» **Given records**
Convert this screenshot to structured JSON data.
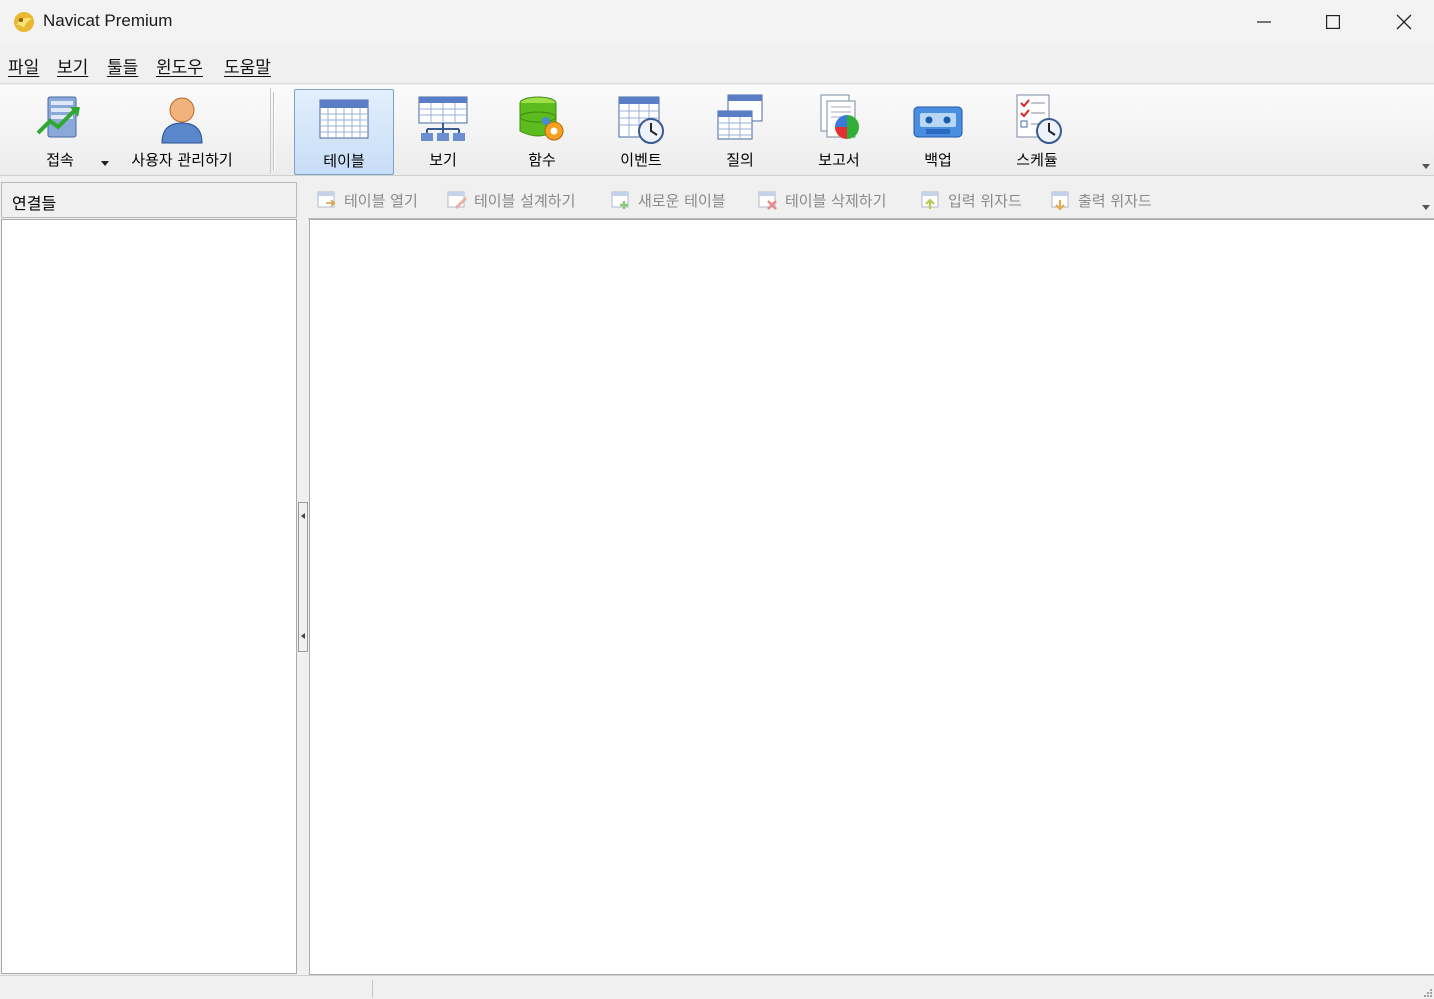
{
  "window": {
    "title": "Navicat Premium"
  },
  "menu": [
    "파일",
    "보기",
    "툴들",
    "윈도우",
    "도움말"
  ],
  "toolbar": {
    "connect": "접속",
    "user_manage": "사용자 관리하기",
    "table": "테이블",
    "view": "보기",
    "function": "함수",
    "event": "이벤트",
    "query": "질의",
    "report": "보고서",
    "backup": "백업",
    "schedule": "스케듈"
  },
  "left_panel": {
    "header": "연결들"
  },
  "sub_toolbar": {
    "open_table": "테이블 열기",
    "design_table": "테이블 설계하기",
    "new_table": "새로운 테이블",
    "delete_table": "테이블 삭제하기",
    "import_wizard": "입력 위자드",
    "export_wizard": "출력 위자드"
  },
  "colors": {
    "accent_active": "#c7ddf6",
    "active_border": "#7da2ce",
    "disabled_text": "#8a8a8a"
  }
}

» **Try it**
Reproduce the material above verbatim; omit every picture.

» **Answer box**
Convert this screenshot to structured JSON data.
{
  "window": {
    "title": "Navicat Premium"
  },
  "menu": [
    "파일",
    "보기",
    "툴들",
    "윈도우",
    "도움말"
  ],
  "toolbar": {
    "connect": "접속",
    "user_manage": "사용자 관리하기",
    "table": "테이블",
    "view": "보기",
    "function": "함수",
    "event": "이벤트",
    "query": "질의",
    "report": "보고서",
    "backup": "백업",
    "schedule": "스케듈"
  },
  "left_panel": {
    "header": "연결들"
  },
  "sub_toolbar": {
    "open_table": "테이블 열기",
    "design_table": "테이블 설계하기",
    "new_table": "새로운 테이블",
    "delete_table": "테이블 삭제하기",
    "import_wizard": "입력 위자드",
    "export_wizard": "출력 위자드"
  },
  "colors": {
    "accent_active": "#c7ddf6",
    "active_border": "#7da2ce",
    "disabled_text": "#8a8a8a"
  }
}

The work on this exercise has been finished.